This grilled pork from Mexico is a traditional Mayan dish marinated in sour orange juice and served with pickled onions. It’s so tasty and easy to make.
When travel is your job it can be difficult to stop working and actually enjoy travel. I know…first world problems.
But I always want to document and share what I’ve learned, so the idea of not working can be tough.
After a few weeks writing the Playa del Carmen restaurants guide I decided to take the ferry across to Cozumel to just do nothing.
I cashed in some IHG Rewards Club points to stay at the InterContinental Presidente Cozumel Resort Spa.
A few years ago IHG gave me points as payment for work with them and I just couldn’t redeem them, clinging to the idea that someday I’d need them.
The day finally came.
Cozumel isn’t really a foot friendly spot like Playa del Carmen unless you stay in town.
Most of the hotels and resorts are a bit farther out so it’s not easy to just walk off the resort and do something.
This was exactly what I needed, somewhere I couldn’t explore.

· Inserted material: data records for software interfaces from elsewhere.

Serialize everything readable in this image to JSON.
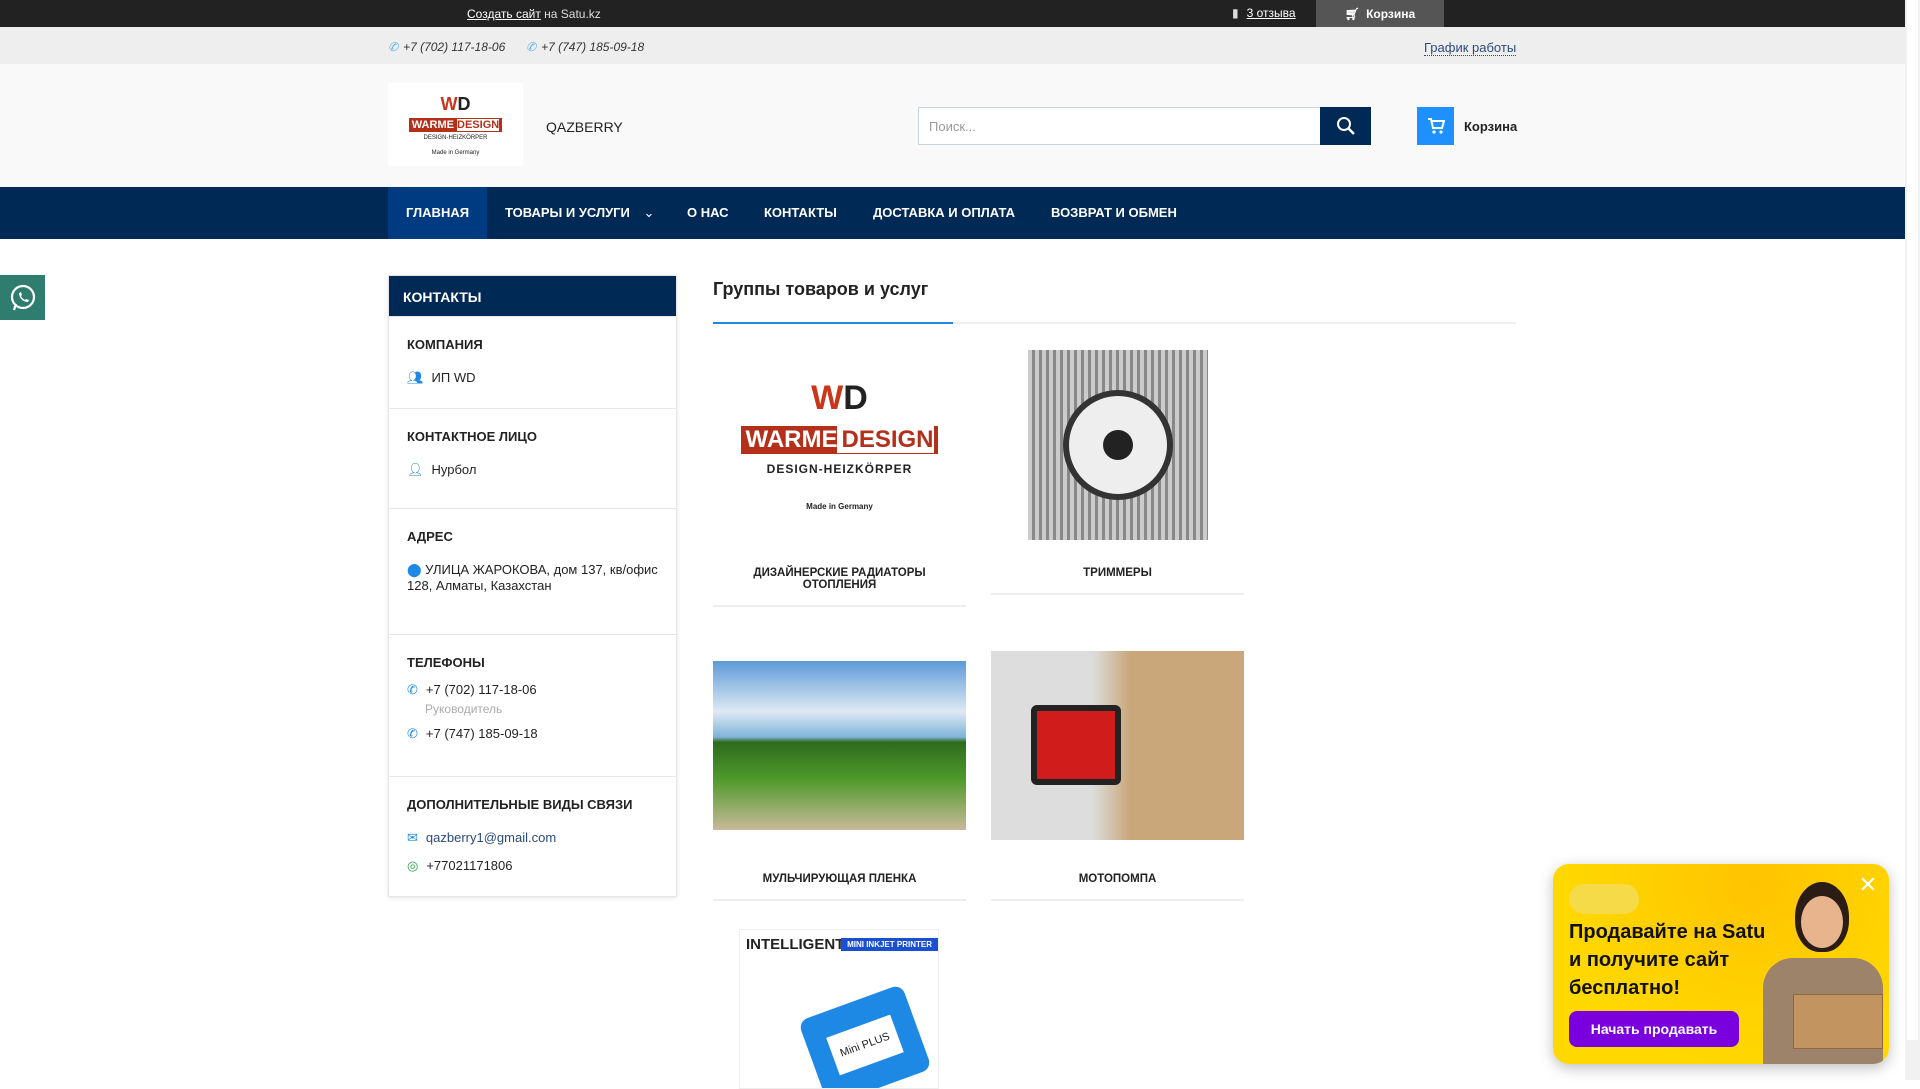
{
  "topbar": {
    "create_link": "Создать сайт",
    "create_suffix": "на Satu.kz",
    "reviews": "3 отзыва",
    "cart": "Корзина"
  },
  "phonebar": {
    "phone1": "+7 (702) 117-18-06",
    "phone2": "+7 (747) 185-09-18",
    "schedule": "График работы"
  },
  "header": {
    "logo_text": "WARME DESIGN",
    "logo_sub": "DESIGN-HEIZKÖRPER",
    "logo_small": "Made in Germany",
    "shop_name": "QAZBERRY",
    "search_placeholder": "Поиск...",
    "cart": "Корзина"
  },
  "nav": [
    {
      "label": "ГЛАВНАЯ"
    },
    {
      "label": "ТОВАРЫ И УСЛУГИ"
    },
    {
      "label": "О НАС"
    },
    {
      "label": "КОНТАКТЫ"
    },
    {
      "label": "ДОСТАВКА И ОПЛАТА"
    },
    {
      "label": "ВОЗВРАТ И ОБМЕН"
    }
  ],
  "sidebar": {
    "title": "КОНТАКТЫ",
    "company_h": "КОМПАНИЯ",
    "company": "ИП WD",
    "person_h": "КОНТАКТНОЕ ЛИЦО",
    "person": "Нурбол",
    "address_h": "АДРЕС",
    "address": "УЛИЦА ЖАРОКОВА, дом 137, кв/офис 128, Алматы, Казахстан",
    "phones_h": "ТЕЛЕФОНЫ",
    "phone1": "+7 (702) 117-18-06",
    "phone1_note": "Руководитель",
    "phone2": "+7 (747) 185-09-18",
    "extra_h": "ДОПОЛНИТЕЛЬНЫЕ ВИДЫ СВЯЗИ",
    "email": "qazberry1@gmail.com",
    "whatsapp": "+77021171806"
  },
  "main": {
    "title": "Группы товаров и услуг",
    "cards": [
      {
        "title": "ДИЗАЙНЕРСКИЕ РАДИАТОРЫ ОТОПЛЕНИЯ"
      },
      {
        "title": "ТРИММЕРЫ"
      },
      {
        "title": "МУЛЬЧИРУЮЩАЯ ПЛЕНКА"
      },
      {
        "title": "МОТОПОМПА"
      },
      {
        "title": ""
      }
    ],
    "printer_img_text": "INTELLIGENT",
    "printer_img_sub": "MINI INKJET PRINTER",
    "printer_img_label": "Mini PLUS"
  },
  "popup": {
    "text": "Продавайте на Satu и получите сайт бесплатно!",
    "button": "Начать продавать"
  },
  "colors": {
    "nav": "#002955",
    "accent": "#1e88e5",
    "popup": "#ffd800",
    "popup_button": "#7b00de"
  }
}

That was perfect for me because I just wanted to hang out, to lay in the sun, snorkel and have a few cocktails and Mexican antojitos.
But as you can see from the post I just couldn’t do nothing.
At lunch I wanted to eat poc chuc, one of the most traditional foods in the Yucatan.
Its roots are Mayan, and while many people think that the ancient Maya disappeared like the Inca they are actually well and alive in the Yucatan.
Food with Mayan roots is often distinct using tomatoes, onion, achiote, chilis and Seville oranges (naranja agria), which are sour oranges used in many dishes like cochinita pibil.
The Origins of Poc Chuc
The Maya are known for producing and controlling the salt production long before Spain tried to conquer the Americas.
They used salt to preserve meat with water.
When the Spanish arrived they brought pork, garlic, onions as well as Seville oranges and domesticated animals.
The Maya soon realized that instead of preserving pork with just salt, it was much tastier with the Seville oranges.
Today the recipe varies, you can use pork leg, loin or shoulder. Some people still bathe the flattened pork in a salt wash before adding the Seville oranges.
Others serve it with cabbage.
How to Make Posole – with a bonus video
Sopa de Lima
Pico de Gallo
Salt was very important to the Maya and still is today in cooking, don’t use iodized salt.
I use this great grey sea salt that really shines but it still affordable.
However, it’s almost always cooked over a wood fire or grill. Poc chuc, or póok chúuk in Maya literally means toast over wood coals.
So poc chuc is most commonly pork, but you can also find versions that use chicken or even fish.
Don’t let this recipe deter if you if you’re not cooking over open fire. While there’s nothing like the taste of fire-cooked food.
It’s also acceptable to cook in a cast iron pan and roast vegetables in the oven. A cheap grill or Hibachi would also be great.
Poc Chuc Recipe
I adapted this recipe from the original InterContinental Presidente Cozumel Resort Spa.
Serve poc chuc with avocado, cilantro, refried beans, cabbage, salsa, and of course the tortillas and pickled onions that accompany every meal in the Yucatan.
In Cuba there’s also a similar recipe for Cuban mojo pork chops which also uses the sour orange flavour.
- 3 lbs boneless pork chops flattened with a meat mallet until thin
- 3/4 cup cup Seville orange juice or 1/2 cup orange juice and 1/4 cup lime juice
- 2 cloves garlic, minced
- 1 teaspoon sea salt
- 1/2 teaspoon dried Mexican oregano can substitute regular oregano
- 4 whole tomato tomatoes
- 1 small red onion cut in half
- 1 tsp cilantro, chopped
- kosher salt and freshly ground black pepper
Nutrition Information:Yield: 8 Serving Size: 1 Amount Per Serving: Calories: 460Total Fat: 25gSaturated Fat: 9gTrans Fat: 0gUnsaturated Fat: 15gCholesterol: 141mgSodium: 462mgCarbohydrates: 9gFiber: 1gSugar: 6gProtein: 50g
Nutritional information is provided as a courtesy and is an estimate only. This information comes from online calculators. Although BaconisMagic.ca attempts to provide accurate nutritional information, these figures are only estimates.
What’s your favourite food from the Yucatan? Let me know in the comments below!